Document 5: reference HO 144/221 Police letter, 11 Nov 1888. From Thomas Gribton suggesting that policemen should dress up as women Nov 11 th 88 Plan for entrapping the Whitechapel Murderer. Let a number of men – say twelve be selected, of short stature, and as far as possible of effeminate appearance, but of known courage and tried nerve. dress them as females of the class from whom the victims are selected, arm them with the best and lightest weapons and distribute them over the district haunted by the murderer. Note. The men would require to be fair actors, and behave in the natural manner of women of that class, further they would require to be shadowed by help, in an unobtrusive way, and the whole scheme would require to be kept absolutely secret, for once let the press get a hint of it, and farewell to any chance of success.
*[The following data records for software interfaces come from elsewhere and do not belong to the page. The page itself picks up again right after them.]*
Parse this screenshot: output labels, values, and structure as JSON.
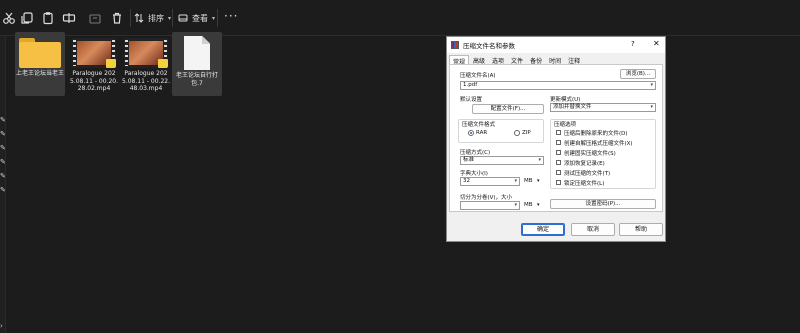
{
  "toolbar": {
    "sort_label": "排序",
    "view_label": "查看",
    "more_label": "···"
  },
  "files": [
    {
      "name": "上老王论坛当老王"
    },
    {
      "name": "Paralogue 2025.08.11 - 00.20.28.02.mp4"
    },
    {
      "name": "Paralogue 2025.08.11 - 00.22.48.03.mp4"
    },
    {
      "name": "老王论坛自行打包.7"
    }
  ],
  "dialog": {
    "title": "压缩文件名和参数",
    "help_glyph": "?",
    "close_glyph": "✕",
    "tabs": [
      "常规",
      "高级",
      "选项",
      "文件",
      "备份",
      "时间",
      "注释"
    ],
    "archive_name_label": "压缩文件名(A)",
    "browse_button": "浏览(B)...",
    "archive_name_value": "1.pdf",
    "default_settings_label": "默认设置",
    "profile_button": "配置文件(F)...",
    "update_mode_label": "更新模式(U)",
    "update_mode_value": "添加并替换文件",
    "format_group_label": "压缩文件格式",
    "format_rar": "RAR",
    "format_zip": "ZIP",
    "options_group_label": "压缩选项",
    "options": [
      "压缩后删除原来的文件(D)",
      "创建自解压格式压缩文件(X)",
      "创建固实压缩文件(S)",
      "添加恢复记录(E)",
      "测试压缩的文件(T)",
      "锁定压缩文件(L)"
    ],
    "method_label": "压缩方式(C)",
    "method_value": "标准",
    "dict_label": "字典大小(I)",
    "dict_value": "32",
    "dict_unit": "MB",
    "split_label": "切分为分卷(V)，大小",
    "split_unit": "MB",
    "password_button": "设置密码(P)...",
    "ok_button": "确定",
    "cancel_button": "取消",
    "help_button": "帮助"
  }
}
This plan is baised [sic] on the theory that the murderer solicits intercourse and that the woman accompanies him to a quiet spot, where the crime is committed, while in the act. So that men who undertook the duty of capturing him would require to have all their wits about them Thomas Blair Gribton
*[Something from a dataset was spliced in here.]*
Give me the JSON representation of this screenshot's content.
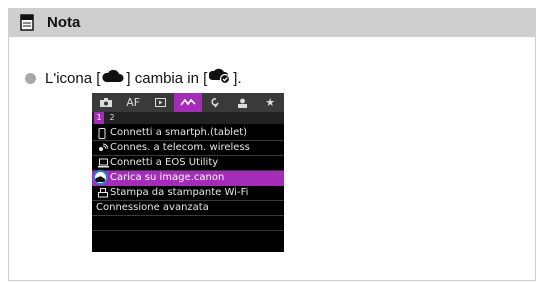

Document 6: reference MEPO 2/227 Police letter, 11 September 1889. From James Munro to Henry Matthews, requesting further police officers in the Whitechapel area 11. 9. 89 Done G H.O. Our experience in connection with the last Whitechapel Murder shows that notwithstanding every precaution the murderer has been enabled to slip through our patrols, and dispose of the body of his victim without being observed by police. All that I can do is to strengthen the force of police in the locality, and make it more difficult than before for these lamentable occurrences to take place. For this purpose I shall require 100 more men, both uniform and plain clothes. I cannot possibly arrange for their transfer from other Divisions, which have already furnished men for the East End, and I therefore ask for an augmentation of 100 men for a couple of months, in addition to those whom I here already have under HO letter. As soon as I can see my way to reduce the number S[ecretary] of S[tate] may rely upon my doing so, but we must put a stop to these Whitechapel Outrages, and for this the number of men applied for is absolutely necessary. I trust therefore that I may receive immediate sanction to supply the above number of men for the time mentioned. JM